Setting the Starting Line of Global History: The Case for 1400

  • Cassandra Painter Vanderbilt University
Keywords: global history, chronology, teaching

Abstract

Recent decades have seen a move away from traditional narratives of the “rise of the West” in History courses and publications, and toward a “Global History” paradigm. This paper provides an overview of this shift and the issues at stake before making the case for ca. 1400 as a good chronological starting point for Global History courses and textbooks.

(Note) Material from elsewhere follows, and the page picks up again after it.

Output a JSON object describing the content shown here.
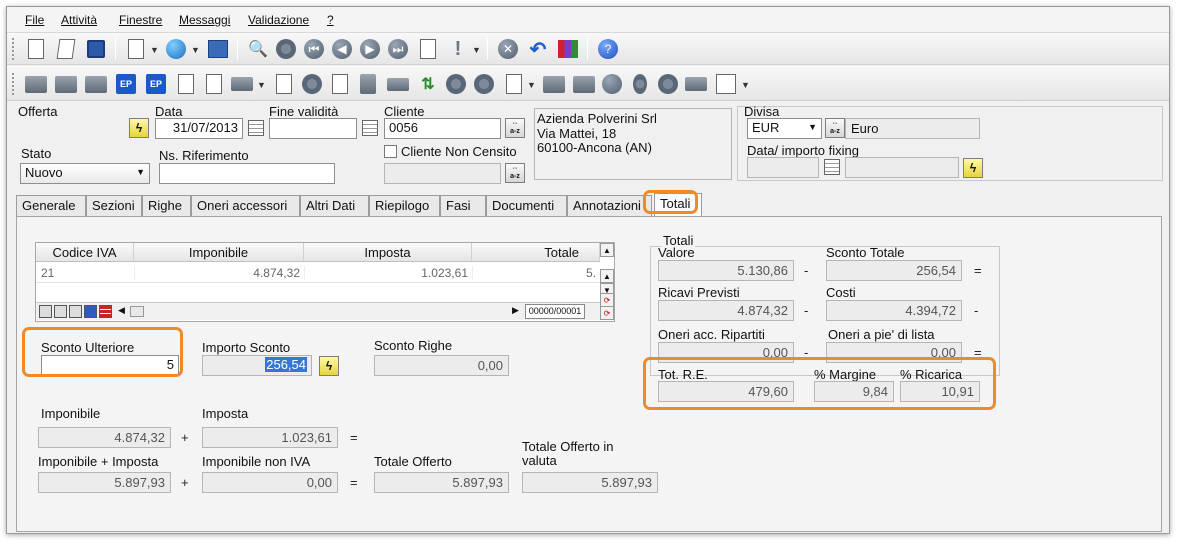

Starting the narrative here provides a crucial fifteenth-century context of nomadic empires and crusading religious ecumenes, which not only enriches understanding of the more extensive global connections to follow, but also opens the narrative of globalization at a moment when it was by no means obvious or inevitable that Europe would come to dominate the globe.

Author Biography

Cassandra Painter, Vanderbilt University
PhD Candidate, Modern German History
Published
2016-09-20
Section
Research Notes